McLaughlin went on a heater and found himself chipleader at the final table, where they struck a deal giving him first-place honors and a $210,976 payday. The prize money allowed him to quit his job as a D.C. police officer and play poker full time. He even wound up telling his story as a guest on Big Idea, where it all began.

“Looking back, the whole thing was very serendipitous,” he said.
The Borgata has been good to him as well. He’s cashed there 12 times since that first payday, including a third- and fourth-place finish for $148,180 and $205,942, respectively. He’s also cashed in three WPT events, nine times at the WSOP, including the 2011 main event (420th), and has lifetime earning totaling $1,171,313 (though he goes by Jeremy, most databases have him listed as Robert).

But McLaughlin has yet to top that initial score, which is one of the reasons why he’s recently shifted his focus to cash games, along with the grueling nature of the tournament circuit and the aggravation of variance. He moved to Florida last year in the wake of its new poker laws and makes his living playing $10-$25.

“Tournaments are like a commission-based job in that you do a lot of work you don’t get paid for, save for those occasional windfalls,” he said, “whereas cash games are more like having a job where you get paid by the hour. It’s more stable, more consistent. It also provides you with a lot more freedom since you don’t have to be anywhere at a certain time.”

But McLaughlin still plays tournaments, which he admits, “are like a drug.”

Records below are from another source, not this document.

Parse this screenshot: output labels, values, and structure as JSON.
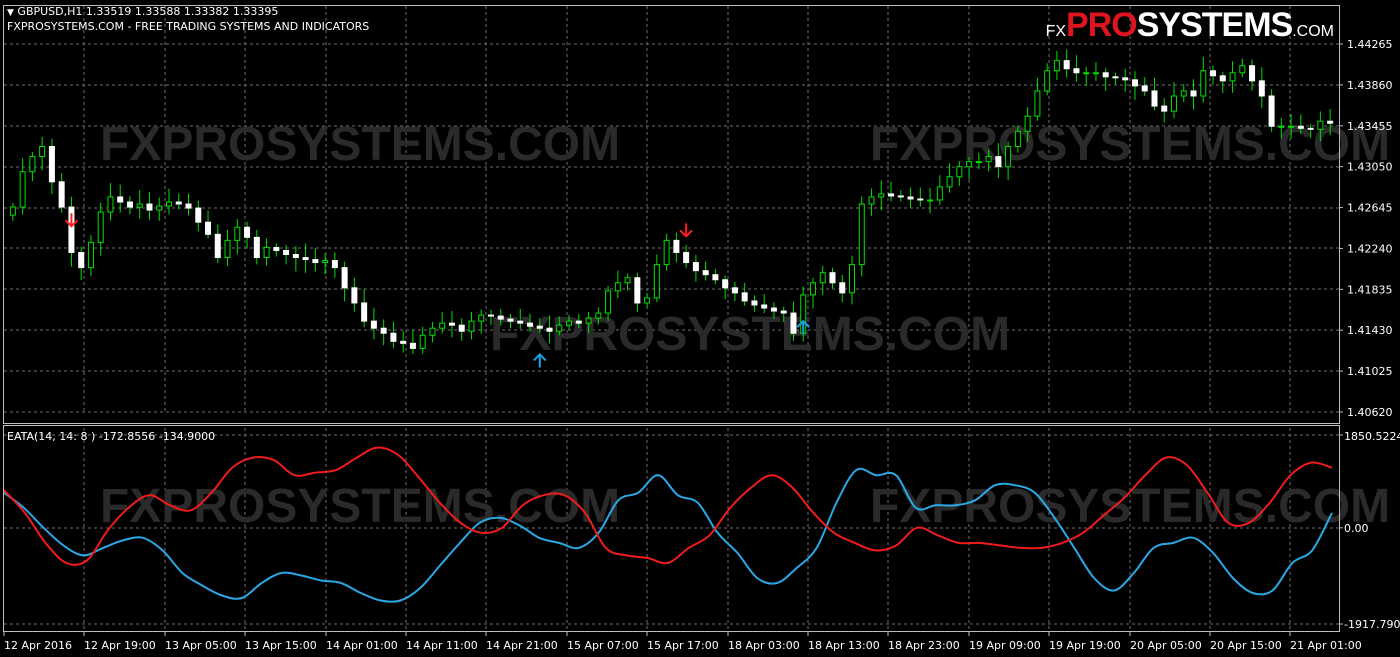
{
  "header": {
    "symbol_line": "GBPUSD,H1  1.33519 1.33588 1.33382 1.33395",
    "subtitle": "FXPROSYSTEMS.COM - FREE TRADING SYSTEMS AND INDICATORS"
  },
  "logo": {
    "fx": "FX",
    "pro": "PRO",
    "systems": "SYSTEMS",
    "com": ".COM"
  },
  "watermark": "FXPROSYSTEMS.COM",
  "indicator_label": "EATA(14, 14: 8 ) -172.8556 -134.9000",
  "colors": {
    "background": "#000000",
    "grid": "#6e6e6e",
    "bull": "#00e000",
    "bear": "#ffffff",
    "up_arrow": "#1aa3e8",
    "down_arrow": "#ff1f1f",
    "line_blue": "#2aa8e6",
    "line_red": "#ee1c1c",
    "logo_red": "#e0141e"
  },
  "chart_data": [
    {
      "type": "candlestick",
      "title": "GBPUSD,H1",
      "ylim": [
        1.4062,
        1.44265
      ],
      "yticks": [
        "1.44265",
        "1.43860",
        "1.43455",
        "1.43050",
        "1.42645",
        "1.42240",
        "1.41835",
        "1.41430",
        "1.41025",
        "1.40620"
      ],
      "xticks": [
        "12 Apr 2016",
        "12 Apr 19:00",
        "13 Apr 05:00",
        "13 Apr 15:00",
        "14 Apr 01:00",
        "14 Apr 11:00",
        "14 Apr 21:00",
        "15 Apr 07:00",
        "15 Apr 17:00",
        "18 Apr 03:00",
        "18 Apr 13:00",
        "18 Apr 23:00",
        "19 Apr 09:00",
        "19 Apr 19:00",
        "20 Apr 05:00",
        "20 Apr 15:00",
        "21 Apr 01:00"
      ],
      "grid": true,
      "close": [
        1.4265,
        1.43,
        1.4315,
        1.4325,
        1.429,
        1.4265,
        1.422,
        1.4205,
        1.423,
        1.426,
        1.4275,
        1.427,
        1.4265,
        1.4268,
        1.4262,
        1.4266,
        1.427,
        1.4268,
        1.4264,
        1.425,
        1.4238,
        1.4215,
        1.4232,
        1.4245,
        1.4235,
        1.4215,
        1.4225,
        1.4222,
        1.4218,
        1.4215,
        1.4213,
        1.421,
        1.4212,
        1.4205,
        1.4185,
        1.417,
        1.4152,
        1.4145,
        1.414,
        1.4132,
        1.413,
        1.4125,
        1.4138,
        1.4145,
        1.415,
        1.4148,
        1.4142,
        1.4152,
        1.4158,
        1.4157,
        1.4154,
        1.4152,
        1.415,
        1.4147,
        1.4145,
        1.4142,
        1.4148,
        1.4152,
        1.415,
        1.4155,
        1.416,
        1.4182,
        1.419,
        1.4195,
        1.417,
        1.4175,
        1.4208,
        1.4232,
        1.422,
        1.421,
        1.4202,
        1.4198,
        1.4193,
        1.4185,
        1.418,
        1.4172,
        1.4168,
        1.4165,
        1.4162,
        1.416,
        1.414,
        1.4178,
        1.419,
        1.42,
        1.419,
        1.418,
        1.4208,
        1.4268,
        1.4275,
        1.4278,
        1.4276,
        1.4275,
        1.4273,
        1.4272,
        1.4272,
        1.4285,
        1.4295,
        1.4305,
        1.431,
        1.431,
        1.4315,
        1.4305,
        1.4325,
        1.434,
        1.4355,
        1.438,
        1.44,
        1.441,
        1.4402,
        1.4398,
        1.4398,
        1.4398,
        1.4394,
        1.4393,
        1.4391,
        1.4385,
        1.438,
        1.4365,
        1.436,
        1.4375,
        1.438,
        1.4375,
        1.44,
        1.4395,
        1.439,
        1.4398,
        1.4405,
        1.439,
        1.4375,
        1.4345,
        1.4345,
        1.4345,
        1.4343,
        1.4342,
        1.435,
        1.4348
      ],
      "markers": [
        {
          "type": "down",
          "at_candle": 6,
          "label": "sell"
        },
        {
          "type": "up",
          "at_candle": 54,
          "label": "buy"
        },
        {
          "type": "down",
          "at_candle": 69,
          "label": "sell"
        },
        {
          "type": "up",
          "at_candle": 81,
          "label": "buy"
        }
      ]
    },
    {
      "type": "line",
      "title": "EATA(14, 14: 8 ) -172.8556 -134.9000",
      "ylim": [
        -1917.7902,
        1850.5224
      ],
      "yticks": [
        "1850.5224",
        "0.00",
        "-1917.7902"
      ],
      "grid": true,
      "series": [
        {
          "color": "#2aa8e6",
          "values": [
            700,
            400,
            0,
            -350,
            -550,
            -400,
            -250,
            -200,
            -450,
            -900,
            -1150,
            -1350,
            -1400,
            -1100,
            -900,
            -950,
            -1050,
            -1100,
            -1300,
            -1450,
            -1450,
            -1200,
            -750,
            -300,
            100,
            200,
            50,
            -200,
            -300,
            -400,
            -100,
            550,
            700,
            1050,
            650,
            500,
            -100,
            -500,
            -1000,
            -1100,
            -800,
            -400,
            500,
            1150,
            1050,
            1050,
            400,
            450,
            450,
            550,
            850,
            850,
            700,
            200,
            -400,
            -1000,
            -1250,
            -900,
            -400,
            -300,
            -200,
            -500,
            -1000,
            -1300,
            -1250,
            -700,
            -450,
            300
          ]
        },
        {
          "color": "#ee1c1c",
          "values": [
            750,
            300,
            -300,
            -700,
            -650,
            -50,
            400,
            650,
            450,
            350,
            700,
            1200,
            1400,
            1350,
            1050,
            1100,
            1150,
            1400,
            1600,
            1450,
            1000,
            500,
            100,
            -100,
            0,
            450,
            650,
            650,
            300,
            -400,
            -550,
            -600,
            -700,
            -400,
            -150,
            400,
            800,
            1050,
            800,
            300,
            -100,
            -300,
            -450,
            -350,
            0,
            -150,
            -300,
            -300,
            -350,
            -400,
            -400,
            -300,
            -100,
            250,
            600,
            1050,
            1400,
            1250,
            700,
            100,
            100,
            500,
            1050,
            1300,
            1200
          ]
        }
      ]
    }
  ]
}
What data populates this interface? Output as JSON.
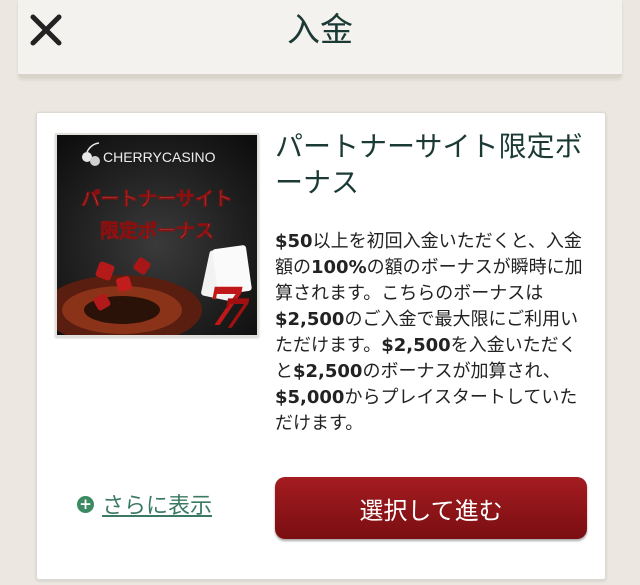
{
  "header": {
    "title": "入金",
    "close_icon": "close-icon"
  },
  "offer": {
    "banner": {
      "brand": "CHERRYCASINO",
      "line1": "パートナーサイト",
      "line2": "限定ボーナス",
      "logo_icon": "cherry-logo-icon"
    },
    "title": "パートナーサイト限定ボーナス",
    "description": {
      "p1a": "$50",
      "p1b": "以上を初回入金いただくと、入金額の",
      "p1c": "100%",
      "p1d": "の額のボーナスが瞬時に加算されます。こちらのボーナスは",
      "p1e": "$2,500",
      "p1f": "のご入金で最大限にご利用いただけます。",
      "p1g": "$2,500",
      "p1h": "を入金いただくと",
      "p1i": "$2,500",
      "p1j": "のボーナスが加算され、",
      "p1k": "$5,000",
      "p1l": "からプレイスタートしていただけます。"
    },
    "more_label": "さらに表示",
    "select_label": "選択して進む"
  },
  "colors": {
    "background": "#ece8e1",
    "title_text": "#1c3a35",
    "button": "#961519",
    "link": "#3b7a62"
  }
}
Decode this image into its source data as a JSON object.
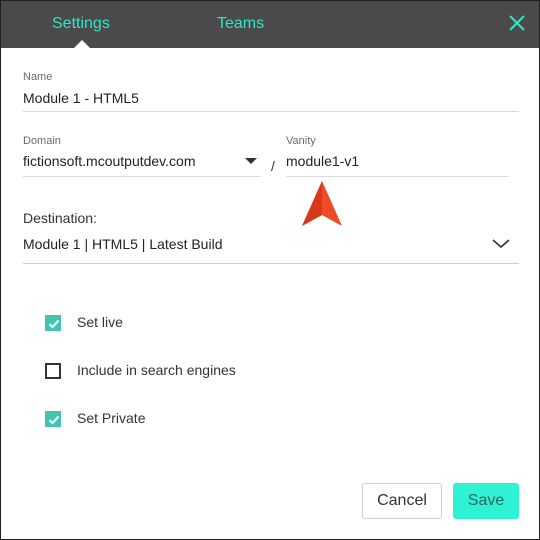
{
  "header": {
    "tabs": [
      {
        "label": "Settings",
        "active": true
      },
      {
        "label": "Teams",
        "active": false
      }
    ],
    "close_icon": "close-icon",
    "accent_color": "#2ee6c8",
    "background_color": "#4a4a4a"
  },
  "form": {
    "name": {
      "label": "Name",
      "value": "Module 1 - HTML5"
    },
    "domain": {
      "label": "Domain",
      "value": "fictionsoft.mcoutputdev.com"
    },
    "separator": "/",
    "vanity": {
      "label": "Vanity",
      "value": "module1-v1"
    },
    "destination": {
      "label": "Destination:",
      "value": "Module 1 | HTML5 | Latest Build"
    }
  },
  "options": [
    {
      "label": "Set live",
      "checked": true
    },
    {
      "label": "Include in search engines",
      "checked": false
    },
    {
      "label": "Set Private",
      "checked": true
    }
  ],
  "checkbox_color": "#42c4b1",
  "footer": {
    "cancel_label": "Cancel",
    "save_label": "Save",
    "save_color": "#2ef2d3"
  },
  "cursor_color": "#f04a26"
}
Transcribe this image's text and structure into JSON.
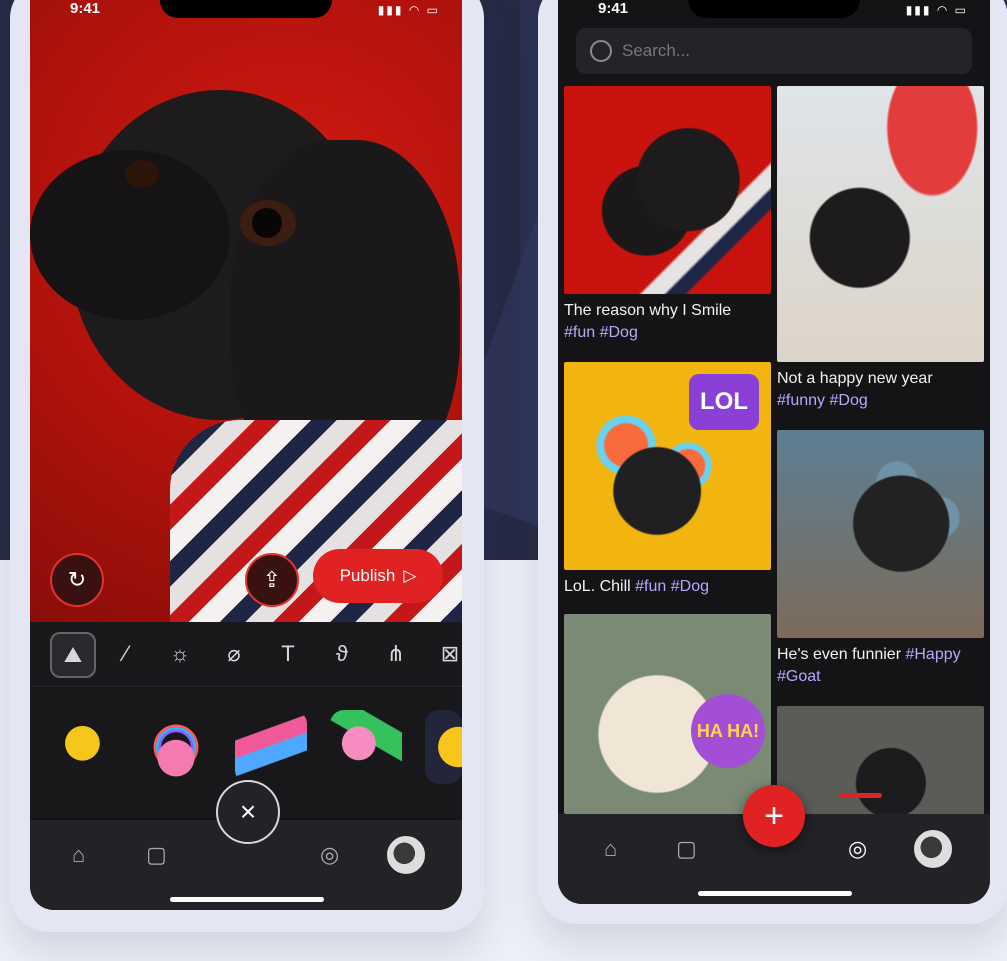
{
  "status": {
    "time": "9:41"
  },
  "editor": {
    "publish_label": "Publish",
    "tools": [
      "image-tool",
      "brush-tool",
      "light-tool",
      "bandage-tool",
      "text-tool",
      "blend-tool",
      "network-tool",
      "frame-tool"
    ],
    "text_tool_glyph": "T",
    "stickers": [
      "idea-sticker",
      "brain-sticker",
      "paint-sticker",
      "piggy-bank-sticker",
      "sticker-partial"
    ]
  },
  "feed": {
    "search_placeholder": "Search...",
    "posts": [
      {
        "caption": "The reason why I Smile",
        "tags": "#fun #Dog"
      },
      {
        "caption": "Not a happy new year",
        "tags": "#funny #Dog"
      },
      {
        "caption": "LoL. Chill",
        "tags": "#fun #Dog"
      },
      {
        "caption": "He's even funnier",
        "tags": "#Happy #Goat"
      },
      {
        "caption": "",
        "tags": ""
      },
      {
        "caption": "",
        "tags": ""
      }
    ],
    "stickers": {
      "lol": "LOL",
      "haha": "HA HA!"
    }
  },
  "nav": {
    "close": "×",
    "plus": "+"
  }
}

What does he do when he’s not playing cards? Sleeping and watching TV. “My entire life revolves around poker,” he said, admitting it’s one of the reasons he doesn’t have a girlfriend, which he said would only be a distraction at this point, though his favorite movie is Titanic.
“I’m a hopeless romantic.”